Family: (Fregatidae) Frigatebirds
Preferred Habitat: Offshore.
Seasonal Occurrence: Common in summer. Uncommon spring and fall.
Profile by Vicki Stittleburg: With its huge size, long pointed wings, and long deeply forked tail, the Magnificent Frigatebird is instantly recognizable even at long distances. The bird has a 7.5 foot wingspan; relative to its body weight, the Magnificent Frigatebird has the largest wing surface area of any bird alive. Males and females look strikingly different; males have glossy, black plumage with an inflatable red throat patch and females have blackish brown plumage with a white breast. Juvenile birds resemble adult females but have a variable amount of white on their head and breast.
Frigatebirds mostly feed on fish but will occasionally consume jellyfish and crustaceans. Though capable of swooping down and snatching prey from the water's surface, the Magnificent Frigatebird will often steal prey from other birds. A gull, tern, shorebird, or other bird carrying food is harassed in mid-flight until it drops or regurgitates its meal. Once the food is dropped, the frigatebird swoops down to snatch the falling item before it hits the water or ground. Magnificent Frigatebirds can even take food directly from the bill of another bird in an aerial battle. Because of their swift, soaring flight and marauding behavior, Magnificent Frigatebirds were named after British frigate warships.

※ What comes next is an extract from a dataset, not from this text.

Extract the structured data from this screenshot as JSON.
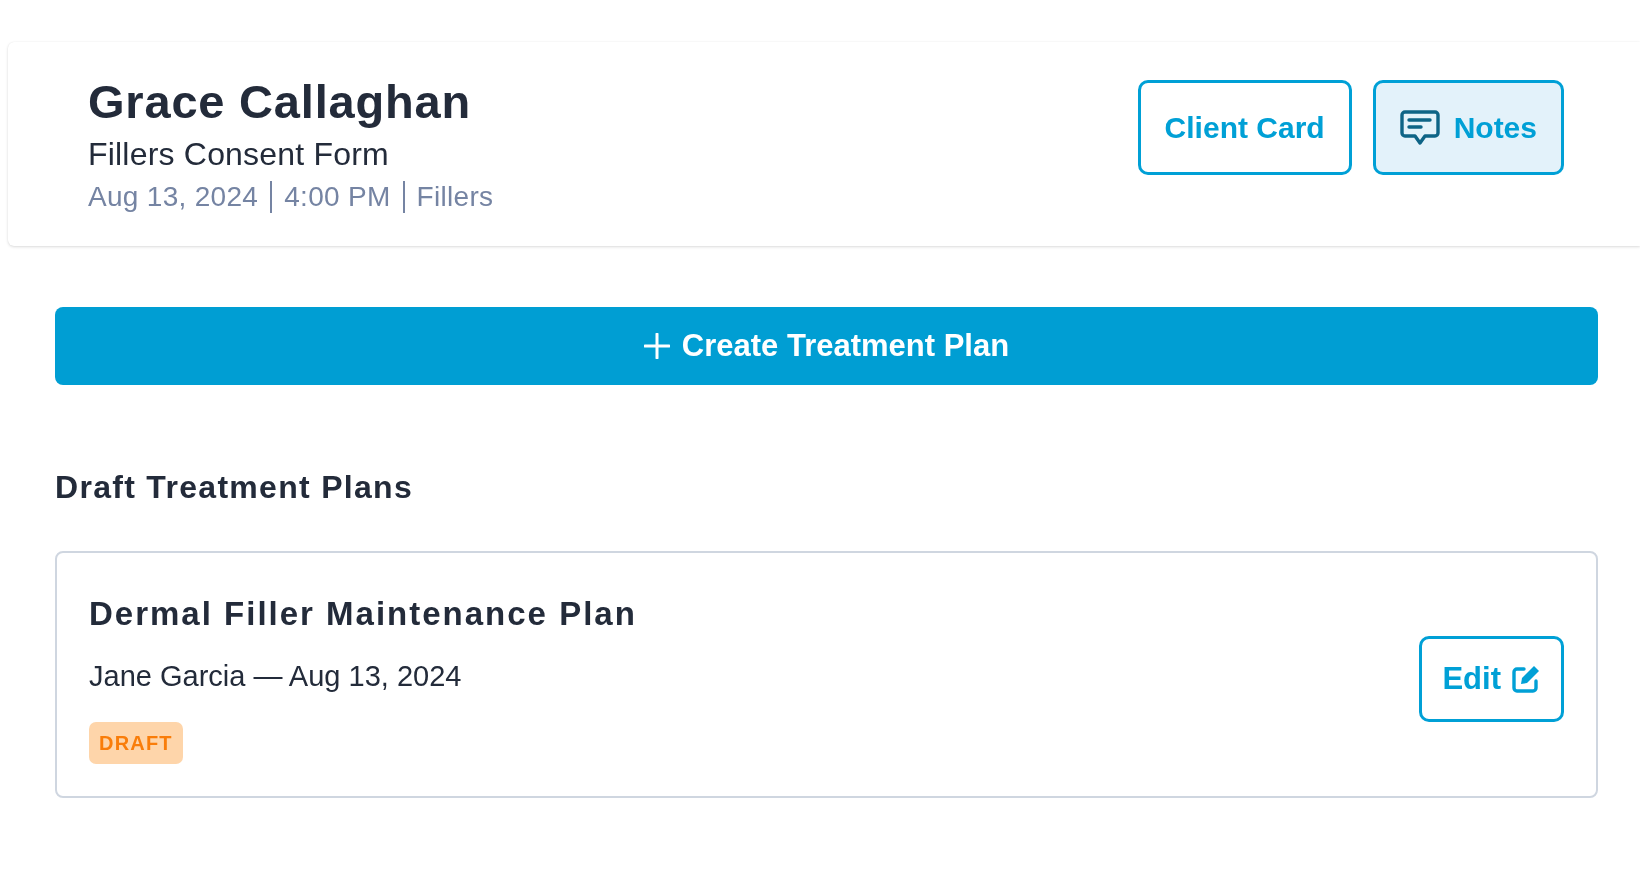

Magnificent Frigatebirds are common in the summer and are usually spotted close to the coast. Look for them soaring in the air at the Bolivar Ferry crossing or roosting on pilings in Galveston Bay.